* What you have to do: State only how many lines in the listing contain the string "JSON".

* Data for review:
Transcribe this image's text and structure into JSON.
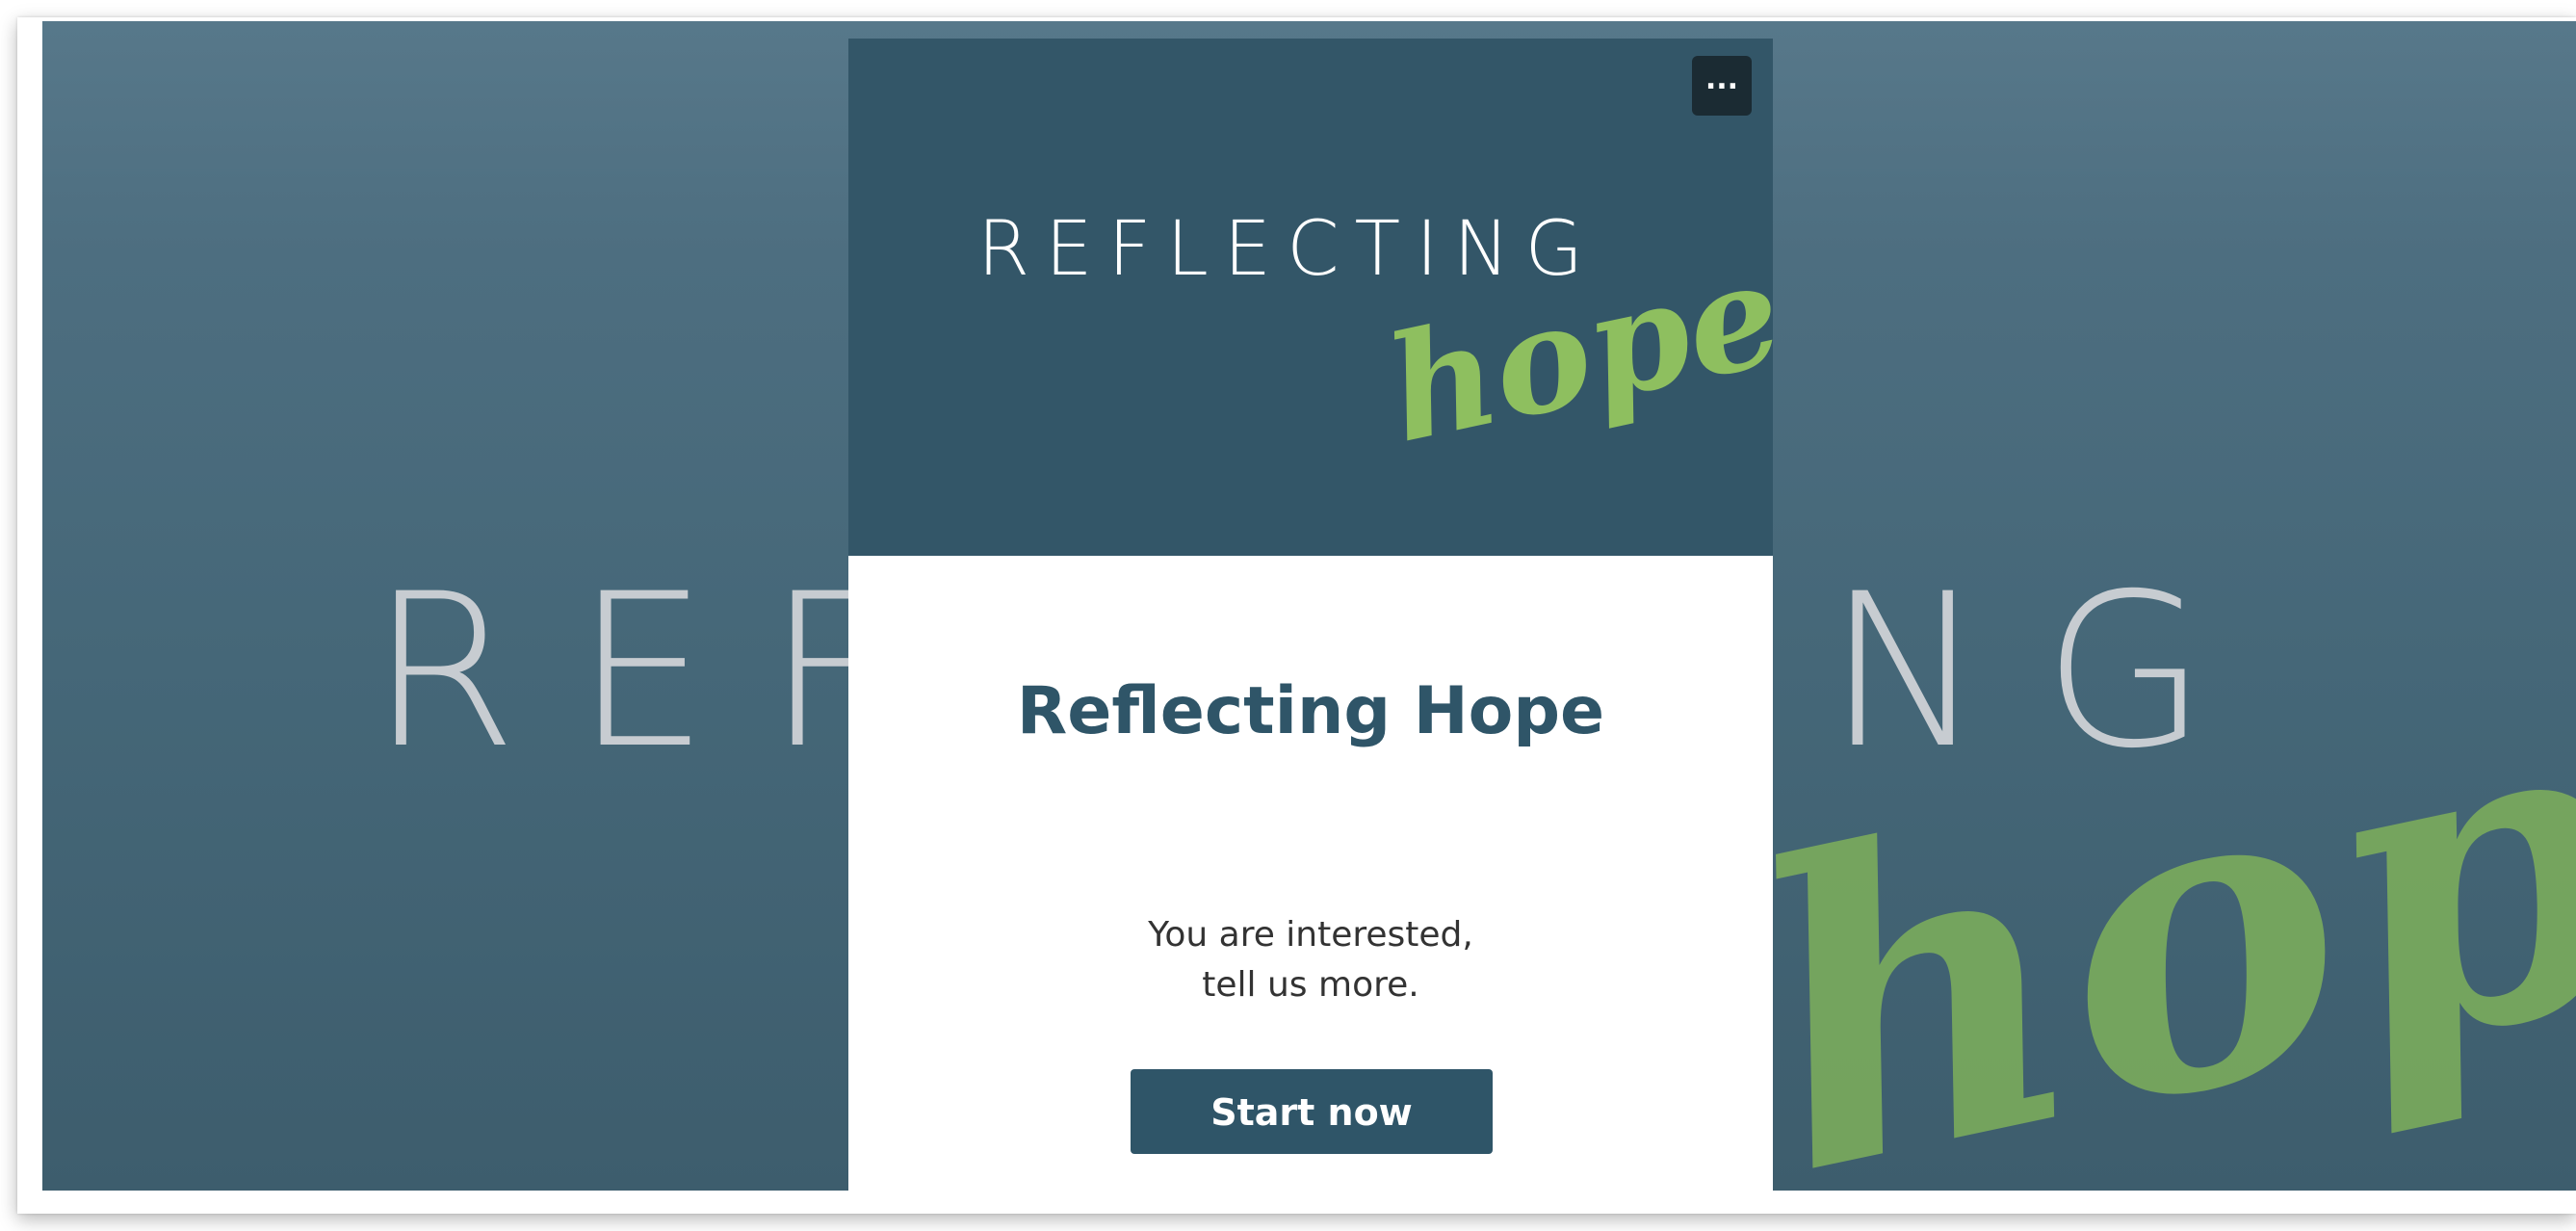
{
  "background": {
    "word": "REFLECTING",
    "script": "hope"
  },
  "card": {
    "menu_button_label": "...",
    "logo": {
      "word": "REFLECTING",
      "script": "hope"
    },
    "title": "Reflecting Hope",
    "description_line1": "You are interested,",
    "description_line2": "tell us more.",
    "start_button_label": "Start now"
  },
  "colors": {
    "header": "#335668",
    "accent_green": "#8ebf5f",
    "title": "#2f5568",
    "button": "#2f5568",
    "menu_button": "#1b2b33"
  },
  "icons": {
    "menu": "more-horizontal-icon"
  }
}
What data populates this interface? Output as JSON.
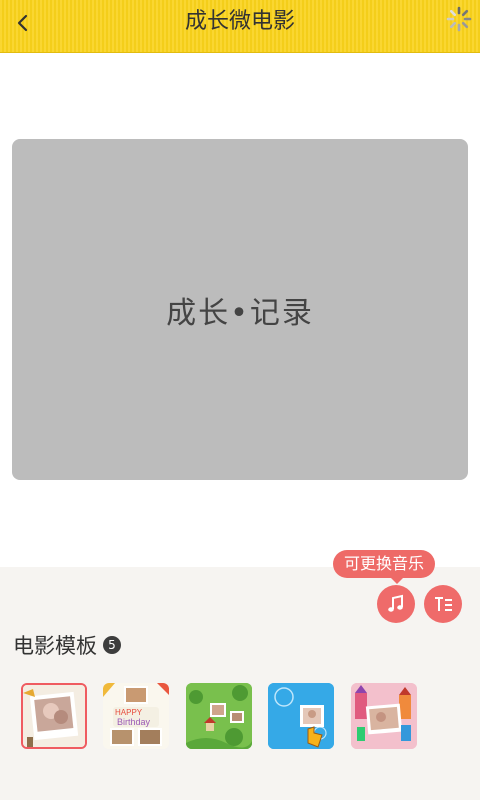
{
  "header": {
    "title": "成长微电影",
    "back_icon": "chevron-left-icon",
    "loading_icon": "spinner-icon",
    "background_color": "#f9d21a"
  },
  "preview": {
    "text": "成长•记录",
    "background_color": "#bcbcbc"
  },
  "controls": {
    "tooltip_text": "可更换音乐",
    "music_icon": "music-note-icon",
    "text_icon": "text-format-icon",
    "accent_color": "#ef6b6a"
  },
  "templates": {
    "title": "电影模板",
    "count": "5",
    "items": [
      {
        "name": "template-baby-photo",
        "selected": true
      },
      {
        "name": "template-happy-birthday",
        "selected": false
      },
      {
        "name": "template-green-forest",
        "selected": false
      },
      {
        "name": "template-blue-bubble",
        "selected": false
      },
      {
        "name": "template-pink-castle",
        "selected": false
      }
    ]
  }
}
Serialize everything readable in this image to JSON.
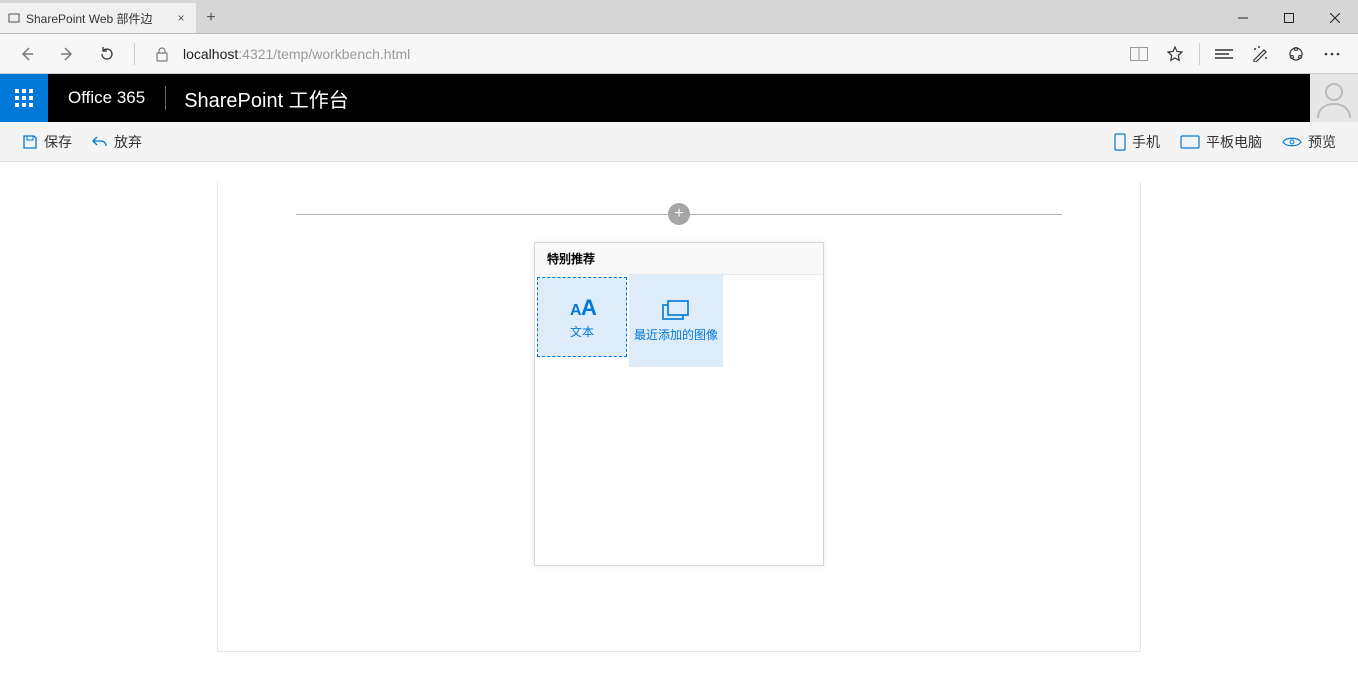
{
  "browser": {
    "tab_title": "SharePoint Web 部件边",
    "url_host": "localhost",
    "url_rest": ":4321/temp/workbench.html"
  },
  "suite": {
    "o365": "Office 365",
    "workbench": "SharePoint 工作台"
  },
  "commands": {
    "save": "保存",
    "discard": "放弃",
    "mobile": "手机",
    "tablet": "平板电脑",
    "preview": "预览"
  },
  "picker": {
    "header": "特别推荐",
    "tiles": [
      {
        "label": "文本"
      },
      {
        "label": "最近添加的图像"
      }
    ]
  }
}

* Result for this task: 3